*** Opening Record excerpts ***
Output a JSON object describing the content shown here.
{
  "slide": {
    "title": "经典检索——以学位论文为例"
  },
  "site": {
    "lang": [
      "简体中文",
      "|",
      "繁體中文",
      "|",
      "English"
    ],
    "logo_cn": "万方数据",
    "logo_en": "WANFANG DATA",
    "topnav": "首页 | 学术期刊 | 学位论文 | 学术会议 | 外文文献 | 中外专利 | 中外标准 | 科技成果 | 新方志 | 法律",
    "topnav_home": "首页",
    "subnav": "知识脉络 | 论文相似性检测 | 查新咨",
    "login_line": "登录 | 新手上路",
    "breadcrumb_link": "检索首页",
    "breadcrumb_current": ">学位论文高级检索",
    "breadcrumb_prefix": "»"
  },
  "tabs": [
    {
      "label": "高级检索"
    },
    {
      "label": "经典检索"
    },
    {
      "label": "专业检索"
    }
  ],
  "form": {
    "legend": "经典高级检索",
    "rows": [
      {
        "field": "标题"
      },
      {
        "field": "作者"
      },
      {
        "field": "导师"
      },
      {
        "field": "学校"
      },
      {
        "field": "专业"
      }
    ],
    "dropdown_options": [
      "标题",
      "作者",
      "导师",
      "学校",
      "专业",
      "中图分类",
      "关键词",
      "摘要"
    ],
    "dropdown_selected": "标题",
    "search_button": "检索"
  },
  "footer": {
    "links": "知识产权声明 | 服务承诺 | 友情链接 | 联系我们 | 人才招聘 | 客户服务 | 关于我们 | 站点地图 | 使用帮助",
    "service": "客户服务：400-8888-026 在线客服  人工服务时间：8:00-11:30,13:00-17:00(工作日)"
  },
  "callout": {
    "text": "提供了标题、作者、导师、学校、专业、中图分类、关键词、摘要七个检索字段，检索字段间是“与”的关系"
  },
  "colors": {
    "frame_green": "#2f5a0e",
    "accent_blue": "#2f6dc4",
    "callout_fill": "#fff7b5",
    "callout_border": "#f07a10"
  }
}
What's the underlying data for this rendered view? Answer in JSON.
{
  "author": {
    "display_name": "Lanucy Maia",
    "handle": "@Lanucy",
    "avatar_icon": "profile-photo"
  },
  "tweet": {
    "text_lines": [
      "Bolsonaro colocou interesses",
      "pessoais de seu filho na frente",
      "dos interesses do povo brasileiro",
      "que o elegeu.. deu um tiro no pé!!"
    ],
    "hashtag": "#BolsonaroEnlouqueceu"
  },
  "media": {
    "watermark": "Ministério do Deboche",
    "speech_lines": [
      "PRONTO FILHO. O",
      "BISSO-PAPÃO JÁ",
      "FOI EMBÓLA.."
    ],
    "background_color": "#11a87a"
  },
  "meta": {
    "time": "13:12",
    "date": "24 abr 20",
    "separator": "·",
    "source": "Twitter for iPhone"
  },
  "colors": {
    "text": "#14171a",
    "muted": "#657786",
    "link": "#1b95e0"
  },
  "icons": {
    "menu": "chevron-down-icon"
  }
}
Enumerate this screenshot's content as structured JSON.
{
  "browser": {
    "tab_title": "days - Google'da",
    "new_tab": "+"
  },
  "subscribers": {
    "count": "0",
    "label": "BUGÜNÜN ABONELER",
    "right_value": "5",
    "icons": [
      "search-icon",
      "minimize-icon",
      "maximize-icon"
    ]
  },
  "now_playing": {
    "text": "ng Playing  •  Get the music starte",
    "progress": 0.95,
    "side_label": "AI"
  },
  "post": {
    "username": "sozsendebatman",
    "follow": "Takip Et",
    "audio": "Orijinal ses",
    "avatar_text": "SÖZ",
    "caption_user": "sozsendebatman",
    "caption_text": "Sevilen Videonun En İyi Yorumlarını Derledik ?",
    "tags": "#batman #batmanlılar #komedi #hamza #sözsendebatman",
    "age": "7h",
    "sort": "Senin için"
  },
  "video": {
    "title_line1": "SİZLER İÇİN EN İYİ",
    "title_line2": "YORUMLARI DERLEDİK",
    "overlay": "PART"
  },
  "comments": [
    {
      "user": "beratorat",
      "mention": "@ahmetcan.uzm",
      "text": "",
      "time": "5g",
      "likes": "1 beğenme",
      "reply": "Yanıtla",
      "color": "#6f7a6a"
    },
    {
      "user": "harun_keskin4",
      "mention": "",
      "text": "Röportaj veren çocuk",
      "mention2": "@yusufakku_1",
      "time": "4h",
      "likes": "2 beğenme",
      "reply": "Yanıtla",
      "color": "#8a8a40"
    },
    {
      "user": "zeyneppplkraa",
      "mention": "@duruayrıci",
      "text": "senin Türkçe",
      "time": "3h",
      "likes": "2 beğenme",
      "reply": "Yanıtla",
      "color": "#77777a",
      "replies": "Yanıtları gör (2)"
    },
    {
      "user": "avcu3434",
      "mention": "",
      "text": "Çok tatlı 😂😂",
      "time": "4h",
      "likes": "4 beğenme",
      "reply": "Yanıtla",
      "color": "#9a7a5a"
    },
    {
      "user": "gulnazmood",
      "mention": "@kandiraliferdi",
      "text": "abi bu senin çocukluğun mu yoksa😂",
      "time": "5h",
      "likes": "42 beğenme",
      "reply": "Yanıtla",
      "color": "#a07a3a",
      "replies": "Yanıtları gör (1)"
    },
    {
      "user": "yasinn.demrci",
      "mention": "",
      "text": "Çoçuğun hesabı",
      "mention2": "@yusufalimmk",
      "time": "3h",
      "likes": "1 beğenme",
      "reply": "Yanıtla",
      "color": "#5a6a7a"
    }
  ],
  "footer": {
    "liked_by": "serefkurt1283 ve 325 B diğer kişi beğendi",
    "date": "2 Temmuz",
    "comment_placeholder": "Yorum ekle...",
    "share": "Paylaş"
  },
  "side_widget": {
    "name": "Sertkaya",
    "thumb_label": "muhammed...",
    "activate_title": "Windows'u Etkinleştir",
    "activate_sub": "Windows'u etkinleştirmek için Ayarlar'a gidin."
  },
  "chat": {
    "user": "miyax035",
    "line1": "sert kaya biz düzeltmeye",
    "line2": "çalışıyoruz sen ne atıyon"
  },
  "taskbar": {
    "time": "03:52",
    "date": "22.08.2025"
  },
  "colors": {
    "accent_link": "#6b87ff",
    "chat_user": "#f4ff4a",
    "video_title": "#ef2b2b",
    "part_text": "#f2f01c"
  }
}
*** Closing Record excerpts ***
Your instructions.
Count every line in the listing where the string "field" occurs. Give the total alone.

Your solution.
5